Updated: Sep 29
Companies selling natural products are desperate to find a preservative that can extend the life of their lotions and potions. Leucidal® Liquid has been the most recent attempt to create shelf-stable cosmetics and personal care products that can be considered natural – and safe. It’s made from fermented radish root, so at first blush, it would seem to pass muster.
Contrary to popular perception, preservatives are not a way to keep products “fresh.” Rather, they need to protect against the natural growth of the wide range of molds/mildews, bacteria and yeasts that exist. In my last post, I wrote about how preservatives are designed to create a toxic environment so that these natural organisms can’t grow and take over the products we use. Broad spectrum preservatives are created to provide levels of toxicity high enough and broad enough to prevent (or kill) anything that could grow in your jars, tubes and bottles. This is important because it means protection against organisms that could result in infections to your skin/body.
If you think about how bacteria and fungi grow in the presence of water, and considering that almost all cosmetics/toiletries are made with water (often as the first ingredient), you would have to question such a claim that one plant extract or derivative could guard against all the strains that thrive in moist, creamy environments. That’s why when Leucidal Liquid came out as a “natural” preservative it seemed too good to be true. Logically speaking, I suspected it might fend off some growth, but it was unlikely to fend off all.
Some researchers in Canada had the same question. An independent study conducted at the University of Alberta, Edmonton, that was published in March 2015 in the Journal of Agricultural and Food Chemistry, tested what would appear on a product label as Leuconostoc/radish root ferment filtrate and is manufactured under the name of Leucidal® Liquid. The researchers found:

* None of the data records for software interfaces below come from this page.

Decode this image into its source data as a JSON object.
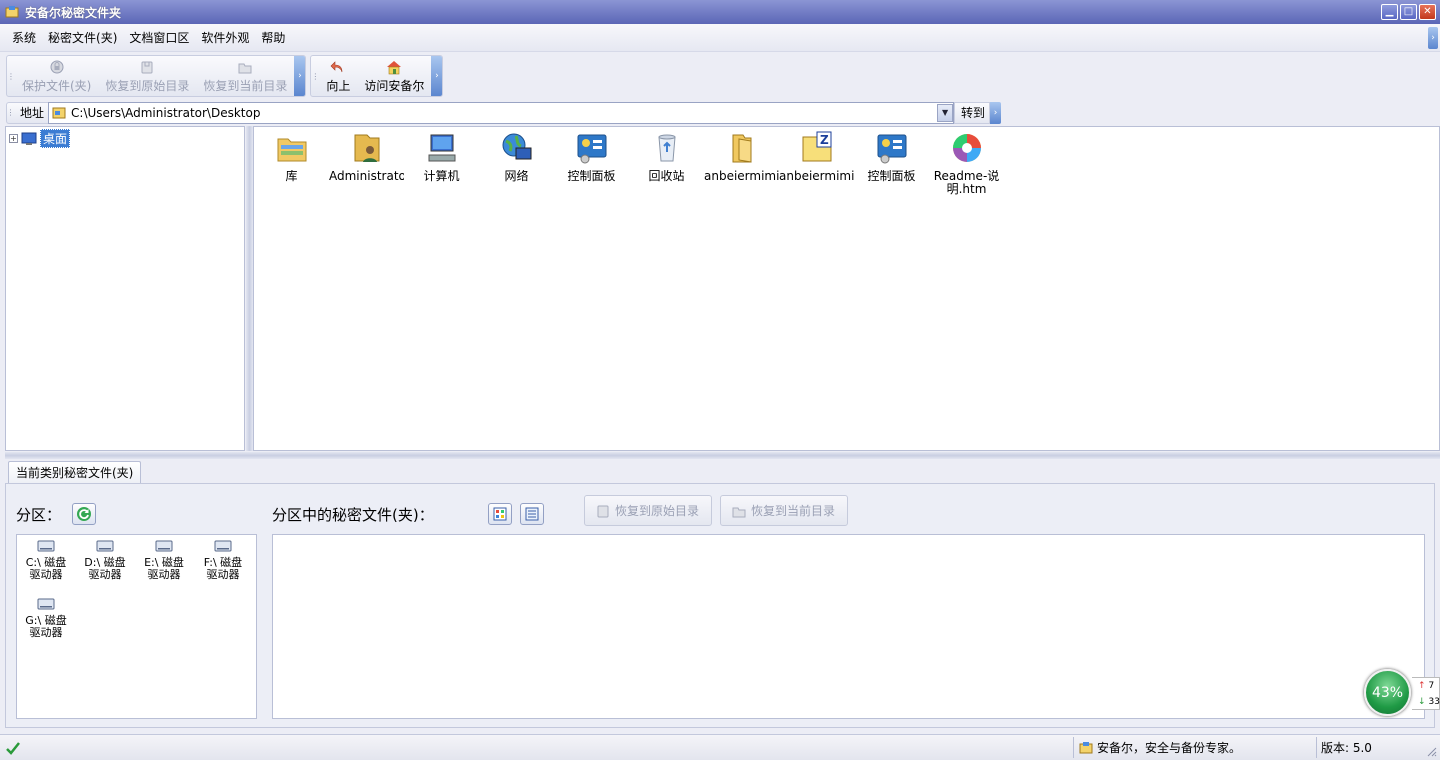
{
  "window": {
    "title": "安备尔秘密文件夹"
  },
  "menu": [
    "系统",
    "秘密文件(夹)",
    "文档窗口区",
    "软件外观",
    "帮助"
  ],
  "toolbar": {
    "protect": "保护文件(夹)",
    "restore_original": "恢复到原始目录",
    "restore_current": "恢复到当前目录",
    "up": "向上",
    "visit": "访问安备尔"
  },
  "address": {
    "label": "地址",
    "value": "C:\\Users\\Administrator\\Desktop",
    "go": "转到"
  },
  "tree": {
    "root_label": "桌面"
  },
  "files": [
    {
      "label": "库",
      "icon": "library-folder-icon"
    },
    {
      "label": "Administrator",
      "icon": "user-folder-icon"
    },
    {
      "label": "计算机",
      "icon": "computer-icon"
    },
    {
      "label": "网络",
      "icon": "network-icon"
    },
    {
      "label": "控制面板",
      "icon": "control-panel-icon"
    },
    {
      "label": "回收站",
      "icon": "recycle-bin-icon"
    },
    {
      "label": "anbeiermimi...",
      "icon": "folder-icon"
    },
    {
      "label": "anbeiermimi...",
      "icon": "zip-archive-icon"
    },
    {
      "label": "控制面板",
      "icon": "control-panel-icon"
    },
    {
      "label": "Readme-说明.htm",
      "icon": "browser-doc-icon"
    }
  ],
  "bottom": {
    "tab_label": "当前类别秘密文件(夹)",
    "partition_label": "分区：",
    "secret_label": "分区中的秘密文件(夹)：",
    "restore_original": "恢复到原始目录",
    "restore_current": "恢复到当前目录",
    "drives": [
      {
        "line1": "C:\\  磁盘",
        "line2": "驱动器"
      },
      {
        "line1": "D:\\  磁盘",
        "line2": "驱动器"
      },
      {
        "line1": "E:\\  磁盘",
        "line2": "驱动器"
      },
      {
        "line1": "F:\\  磁盘",
        "line2": "驱动器"
      },
      {
        "line1": "G:\\  磁盘",
        "line2": "驱动器"
      }
    ]
  },
  "status": {
    "message": "安备尔，安全与备份专家。",
    "version": "版本: 5.0"
  },
  "net_widget": {
    "percent": "43%",
    "up": "7",
    "down": "33"
  }
}
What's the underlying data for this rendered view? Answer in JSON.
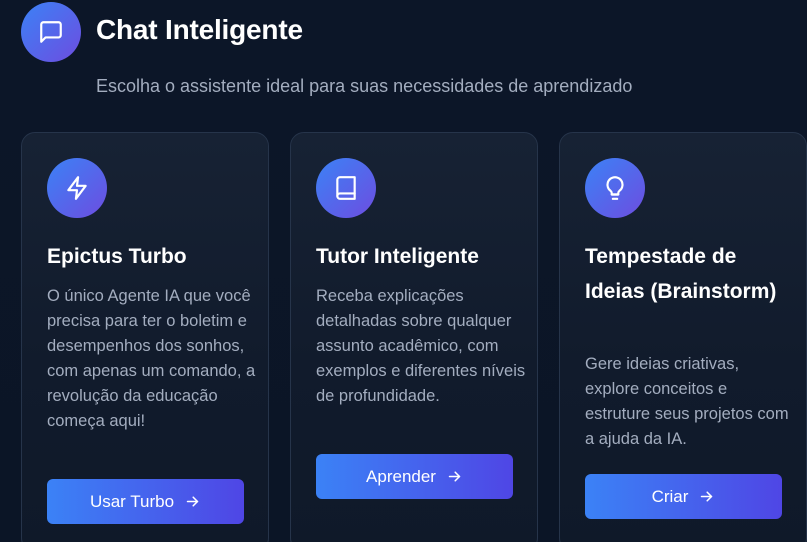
{
  "header": {
    "title": "Chat Inteligente",
    "subtitle": "Escolha o assistente ideal para suas necessidades de aprendizado",
    "icon": "chat-bubble-icon"
  },
  "cards": [
    {
      "icon": "lightning-icon",
      "title": "Epictus Turbo",
      "description": "O único Agente IA que você precisa para ter o boletim e desempenhos dos sonhos, com apenas um comando, a revolução da educação começa aqui!",
      "button_label": "Usar Turbo"
    },
    {
      "icon": "book-icon",
      "title": "Tutor Inteligente",
      "description": "Receba explicações detalhadas sobre qualquer assunto acadêmico, com exemplos e diferentes níveis de profundidade.",
      "button_label": "Aprender"
    },
    {
      "icon": "lightbulb-icon",
      "title": "Tempestade de Ideias (Brainstorm)",
      "description": "Gere ideias criativas, explore conceitos e estruture seus projetos com a ajuda da IA.",
      "button_label": "Criar"
    }
  ],
  "colors": {
    "background": "#0b1526",
    "card_background": "#131e30",
    "accent_start": "#3b82f6",
    "accent_end": "#4f46e5",
    "text_primary": "#ffffff",
    "text_secondary": "#a3adbf"
  }
}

“In summary, the antimicrobial activity of commercial Leuconostoc/radish root ferment filtrates (LRRFF) are attributed to salicylic acid and didecyldimethylammonium salts. Moreover, these two compounds are too deficient in 14C to be the product of recent fermentation, suggesting that they are derived from petroleum feedstock. We were unable to detect antimicrobial peptides in any sample of fermented radish root filtrate.”
Aside from salicylic itself being an estrogen mimicker with problems of its own, the researchers also stated that didecyldimethylammonium chloride (a disinfectant that was found to cause infertility and birth defects in mice) has:
"Toxicity to aquatic organisms and can also affect human health. They are known to enhance permeability of salicylic acid through animal skin, and can cause skin allergenic effects, asthma, and lung problems, as well as eye irritation."
Now, on the flip side, when I posted the question about Leucidal to a Facebook group, a representative from a company that supplies Leucidal responded to say that the study is flawed and its assertions misleading. Her biggest criticism, along with others, was that its funding came from Griffith Foods, a competitor, thereby providing an incentive to produce damning results.
It's not as though the financial interests were hidden. Not at all. They are fully and clearly disclosed as part of the study. Maybe I'm naive, but it seemed like appropriate protocol. After all, the inquiry is a legitimate one, and paying for it does not prove a causal relationship to fabricating results. So what is one left to do when you have two competing interests batting about two competing truths?
I have contacted both the corresponding author of the study and the company who funded it and will update as soon as I have more information.
You may also enjoy reading the follow up to this article, More On The Leucidal Liquid Safety Study Debate.